His style perfectly suited the long, drawn out nature of the war.

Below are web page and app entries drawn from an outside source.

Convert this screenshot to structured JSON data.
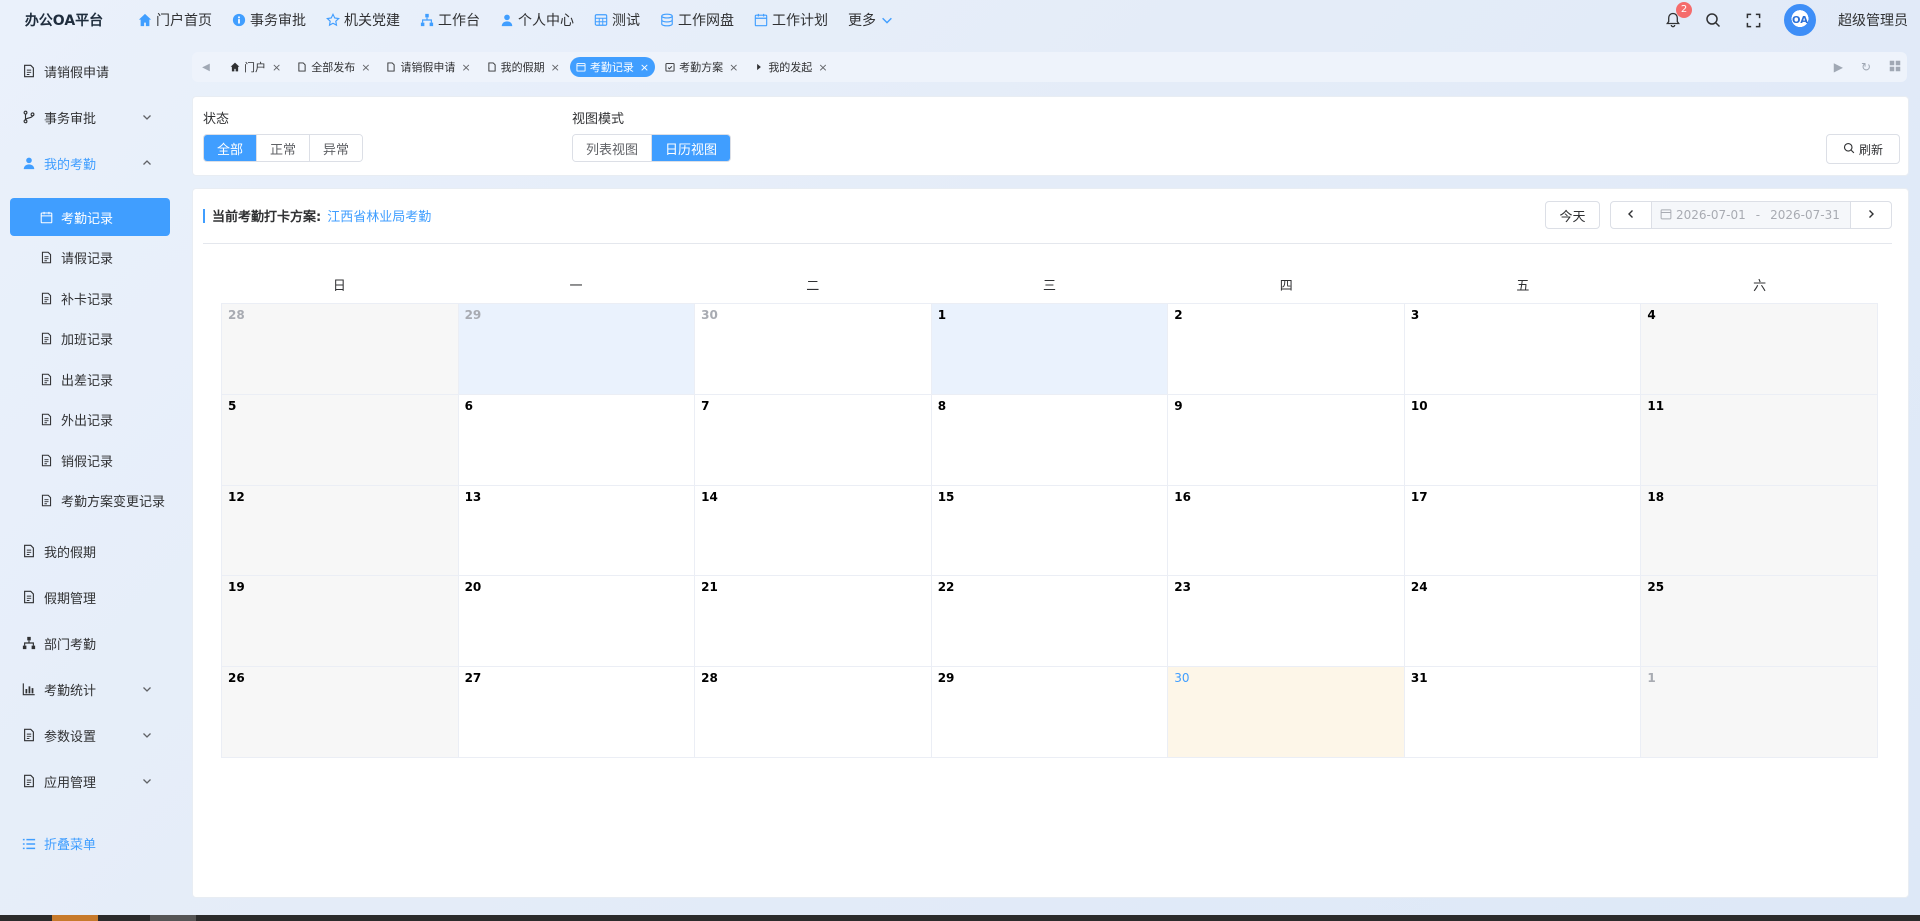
{
  "app": {
    "title": "办公OA平台"
  },
  "topnav": [
    {
      "label": "门户首页",
      "icon": "home-icon"
    },
    {
      "label": "事务审批",
      "icon": "info-icon"
    },
    {
      "label": "机关党建",
      "icon": "star-icon"
    },
    {
      "label": "工作台",
      "icon": "sitemap-icon"
    },
    {
      "label": "个人中心",
      "icon": "user-icon"
    },
    {
      "label": "测试",
      "icon": "grid-icon"
    },
    {
      "label": "工作网盘",
      "icon": "database-icon"
    },
    {
      "label": "工作计划",
      "icon": "calendar-icon"
    },
    {
      "label": "更多",
      "icon": "chevron-down-icon"
    }
  ],
  "header": {
    "notification_count": "2",
    "avatar_text": "OA",
    "username": "超级管理员"
  },
  "sidebar": {
    "items": [
      {
        "label": "请销假申请"
      },
      {
        "label": "事务审批"
      },
      {
        "label": "我的考勤"
      },
      {
        "label": "我的假期"
      },
      {
        "label": "假期管理"
      },
      {
        "label": "部门考勤"
      },
      {
        "label": "考勤统计"
      },
      {
        "label": "参数设置"
      },
      {
        "label": "应用管理"
      }
    ],
    "sub_items": [
      {
        "label": "考勤记录"
      },
      {
        "label": "请假记录"
      },
      {
        "label": "补卡记录"
      },
      {
        "label": "加班记录"
      },
      {
        "label": "出差记录"
      },
      {
        "label": "外出记录"
      },
      {
        "label": "销假记录"
      },
      {
        "label": "考勤方案变更记录"
      }
    ],
    "collapse_label": "折叠菜单"
  },
  "tabs": [
    {
      "label": "门户"
    },
    {
      "label": "全部发布"
    },
    {
      "label": "请销假申请"
    },
    {
      "label": "我的假期"
    },
    {
      "label": "考勤记录"
    },
    {
      "label": "考勤方案"
    },
    {
      "label": "我的发起"
    }
  ],
  "filters": {
    "status_label": "状态",
    "status_options": [
      "全部",
      "正常",
      "异常"
    ],
    "view_label": "视图模式",
    "view_options": [
      "列表视图",
      "日历视图"
    ],
    "refresh_label": "刷新"
  },
  "calendar": {
    "scheme_label": "当前考勤打卡方案:",
    "scheme_value": "江西省林业局考勤",
    "today_label": "今天",
    "range_start": "2026-07-01",
    "range_sep": "-",
    "range_end": "2026-07-31",
    "weekdays": [
      "日",
      "一",
      "二",
      "三",
      "四",
      "五",
      "六"
    ],
    "days": [
      "28",
      "29",
      "30",
      "1",
      "2",
      "3",
      "4",
      "5",
      "6",
      "7",
      "8",
      "9",
      "10",
      "11",
      "12",
      "13",
      "14",
      "15",
      "16",
      "17",
      "18",
      "19",
      "20",
      "21",
      "22",
      "23",
      "24",
      "25",
      "26",
      "27",
      "28",
      "29",
      "30",
      "31",
      "1"
    ]
  }
}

His coarse, textured ink work depicts the bombed out devastation exquisitely.
There’s something about reading a comic of that length all done in the same, consistent style which allows you to immerse yourself – a sad testament to the quality of my adolescence that my idea of escapism was a fictional apocalyptic conflict .
Hopping straight from the guy who finished the book, to the one who starts it – Mike McMahon.
In some ways the McMahon’s style is similar to Cam Kennedy’s (who incidentally, deserves a far more extensive Wikipedia page!) – quite abstracted and cartoony, with a disturbing solidity.
McMahon, however, seems to have turned his craziness dial up to 11 which, as we all know, is 1 better (That is, of course, a Spinal Tap reference and not a criticism of Cam Kennedy’s work!).
McMahon’s artwork in BlockMania doesn’t have many of the hallmarks of classic comic art – there’s not profuse amounts of anatomy on show (he prefers wrinkly clothes) and the rules of perspective are treated with a healthy contempt.
The end result is sculptural; Bits of white being hacked out of solid black shapes.
He uses this technique to great effect in his crowd scenes, depicting figures disappearing off into a solid black distance and angular, dangerous looking riot tanks.
Mike McMahon’s stuff , it should also be noted, is very funny – an important quality in a Judge Dredd artist.
Steve Dillon is the last on my list, he does a few episodes towards the end of BlockMania introducing the Sov Block agent Orlock to Mega City 1, and it’s probably my favourite of all his work.
What I love about Dillon’s stuff is his naturalistic posing of figures, especially groups of figures.
The characters have real weight to them and interact naturally with each other – especially when hitting each other!
The scenery and vehicles are also great, displaying a nice sense of design, solidity and light.
Out all the artists, Steve Dillon has probably travelled the best – I’ve seen his work appearing in more American comics than the others.
I’ve seen some great work on other publications he’s done, but, for me his black and white stuff in BlockMania is amongst his finest.
I give in – I am going to mention Brian Bolland
Despite the title of this post it would be ridiculous to suggest that Brian Bolland was not also a favourite Dredd artist of mine and, indeed, he does feature in The Complete Apocalypse War – delivering the final part of BlockMania with his customary style.
Now I come to think of it he also did the cover for BlockMania prog 236 which is a total classic – So in the end it was all just a shallow bid for controversy, wasn’t it!
I hope we all feel suitably cheapened.